So how do you figure out what survived? Is anything in our yards salvageable? Surprisingly, in some cases, the answer is yes!
The first question to answer: Was your yard covered in water for several days OR did you receive an unprecedented amount of rainfall?
The distinction is important.
If your lawn was under water for three to four days, it’s unlikely (and unfortunate) it will return to its former glory. On the other hand, if you received heavy rain without a flooded yard, you may be able to encourage regrowth. You can add compost to the surface by spreading it with a steel rake. Also consider adding humates or microbial matter, like MicroGro Granular.
If your lawn didn’t survive the flood or debris piles, then you can opt to re-sod. Remove the damaged grass and till the soil 4 to 6 inches. Then, add a hearty compost before laying down new sod. You may also choose to spread a rye grass, which is disbursed by seed and grows quickly.

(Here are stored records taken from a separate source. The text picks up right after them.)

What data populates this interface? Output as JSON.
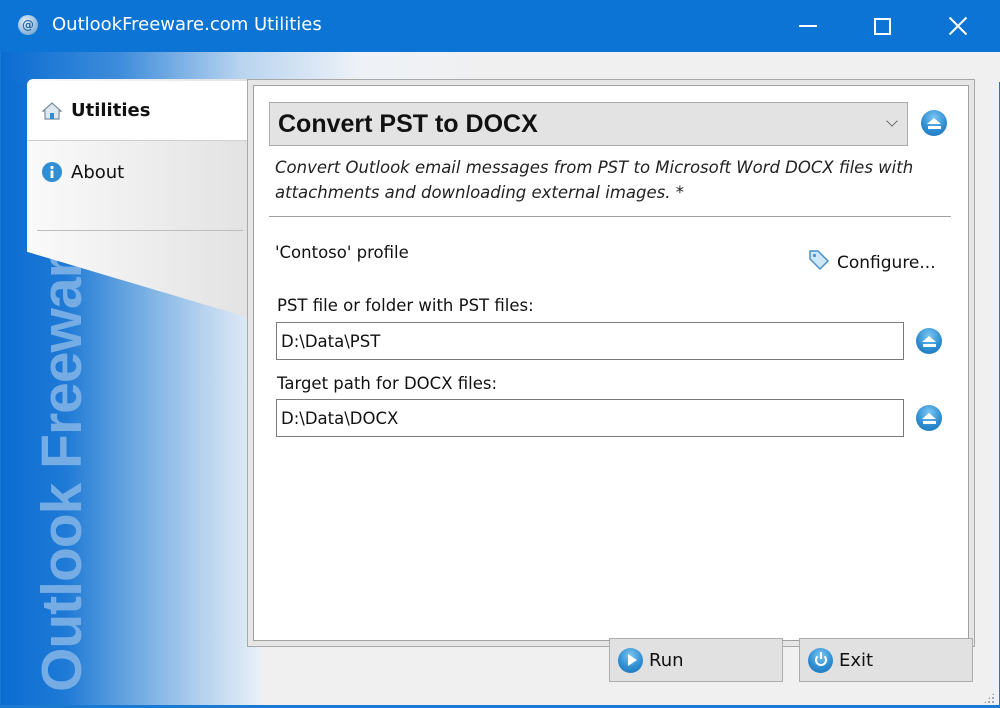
{
  "window": {
    "title": "OutlookFreeware.com Utilities",
    "app_icon": "outlookfreeware-logo-icon",
    "controls": {
      "minimize": "minimize-icon",
      "maximize": "maximize-icon",
      "close": "close-icon"
    }
  },
  "branding": {
    "vertical_text": "Outlook Freeware .com"
  },
  "sidebar": {
    "items": [
      {
        "label": "Utilities",
        "icon": "home-icon",
        "active": true
      },
      {
        "label": "About",
        "icon": "info-icon",
        "active": false
      }
    ]
  },
  "utility": {
    "selected": "Convert PST to DOCX",
    "description": "Convert Outlook email messages from PST to Microsoft Word DOCX files with attachments and downloading external images. *",
    "profile_label": "'Contoso' profile",
    "configure_label": "Configure...",
    "fields": [
      {
        "label": "PST file or folder with PST files:",
        "value": "D:\\Data\\PST"
      },
      {
        "label": "Target path for DOCX files:",
        "value": "D:\\Data\\DOCX"
      }
    ]
  },
  "footer": {
    "run_label": "Run",
    "exit_label": "Exit"
  },
  "colors": {
    "titlebar": "#0b74d4",
    "accent": "#2f8fd2"
  }
}
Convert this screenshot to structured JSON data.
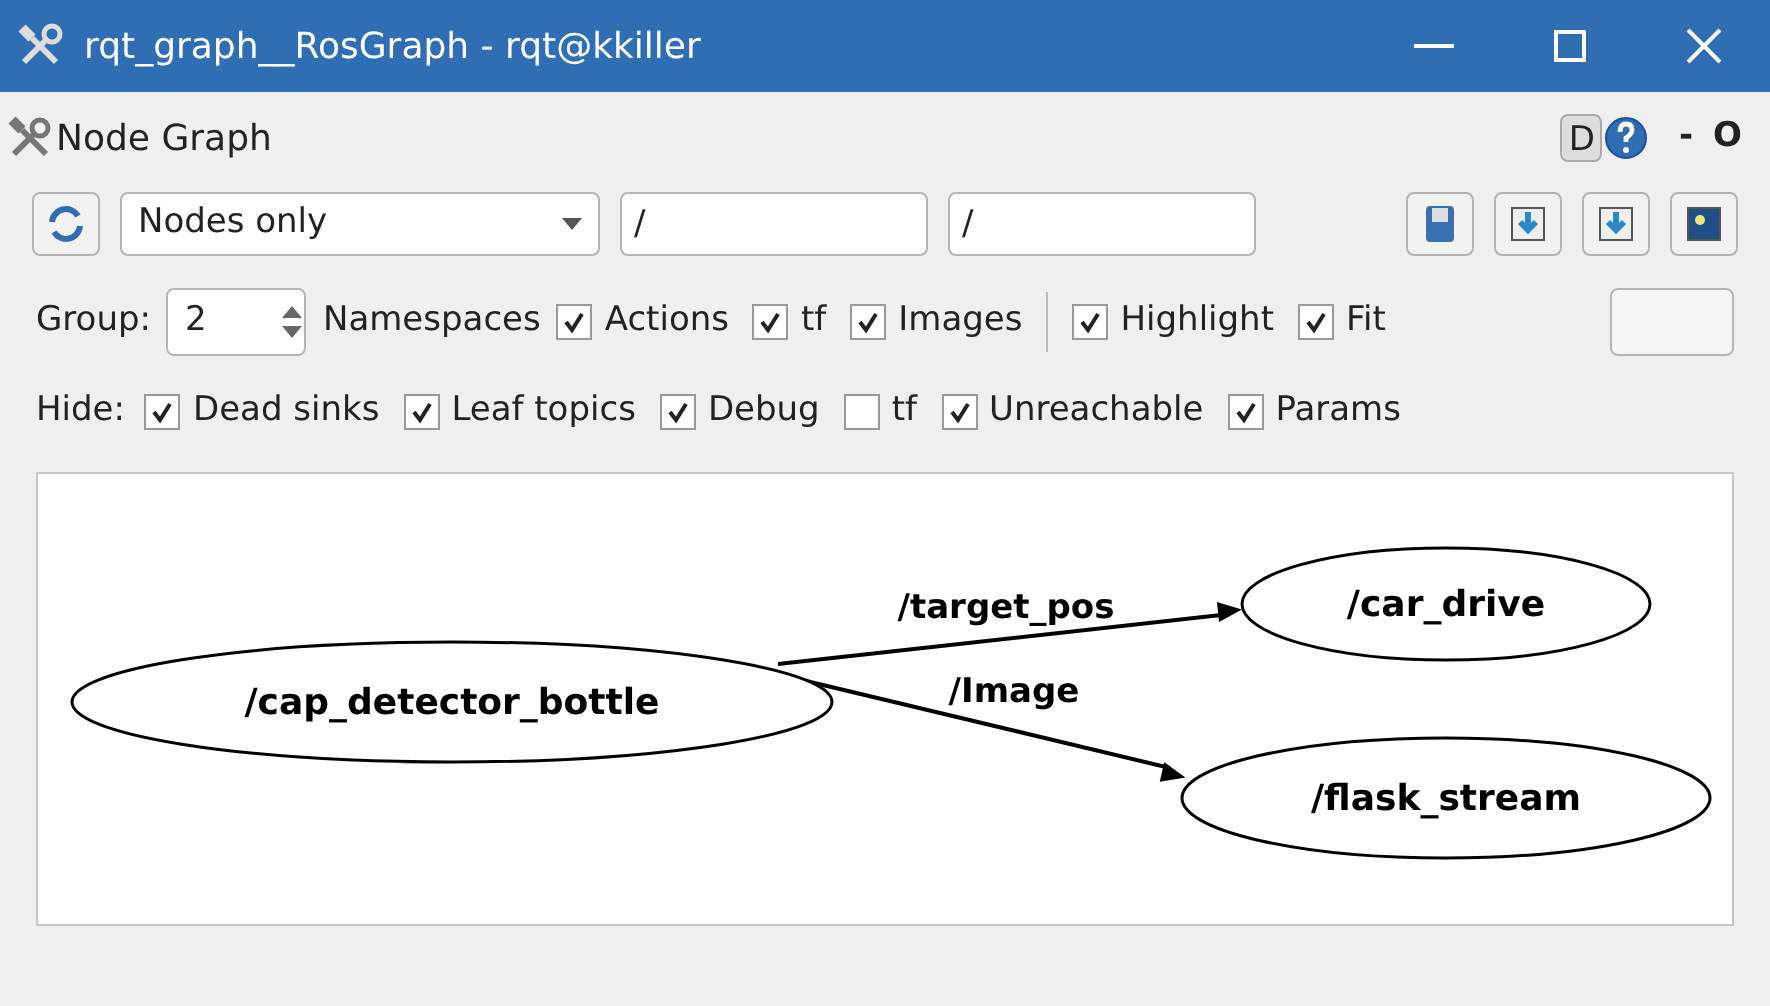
{
  "window": {
    "title": "rqt_graph__RosGraph - rqt@kkiller"
  },
  "plugin": {
    "title": "Node Graph",
    "help_buttons": [
      "D"
    ],
    "extra": [
      "-",
      "O"
    ]
  },
  "toolbar": {
    "mode": "Nodes only",
    "filters": [
      "/",
      "/"
    ]
  },
  "group_row": {
    "label": "Group:",
    "group": "2",
    "namespaces": "Namespaces",
    "options": [
      {
        "label": "Actions",
        "checked": true
      },
      {
        "label": "tf",
        "checked": true
      },
      {
        "label": "Images",
        "checked": true
      }
    ],
    "view_options": [
      {
        "label": "Highlight",
        "checked": true
      },
      {
        "label": "Fit",
        "checked": true
      }
    ]
  },
  "hide_row": {
    "label": "Hide:",
    "options": [
      {
        "label": "Dead sinks",
        "checked": true
      },
      {
        "label": "Leaf topics",
        "checked": true
      },
      {
        "label": "Debug",
        "checked": true
      },
      {
        "label": "tf",
        "checked": false
      },
      {
        "label": "Unreachable",
        "checked": true
      },
      {
        "label": "Params",
        "checked": true
      }
    ]
  },
  "graph": {
    "nodes": [
      {
        "name": "/cap_detector_bottle"
      },
      {
        "name": "/car_drive"
      },
      {
        "name": "/flask_stream"
      }
    ],
    "edges": [
      {
        "label": "/target_pos"
      },
      {
        "label": "/Image"
      }
    ]
  }
}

Here are the key takeaways: Compost is essential for lawn remediation and thoroughly till to create an ideal base for new roots to take hold.
Newly planted trees, shrubs, and plants will probably not survive. But established plants may experience a forced dormancy. Assess the stems to see if they are pliable and firm with a green cast on the inside to see if a plant is still alive.
If you’re unsure about the condition of your lawn or plants, visit the Garden Center or give us a call at 281-354-6111.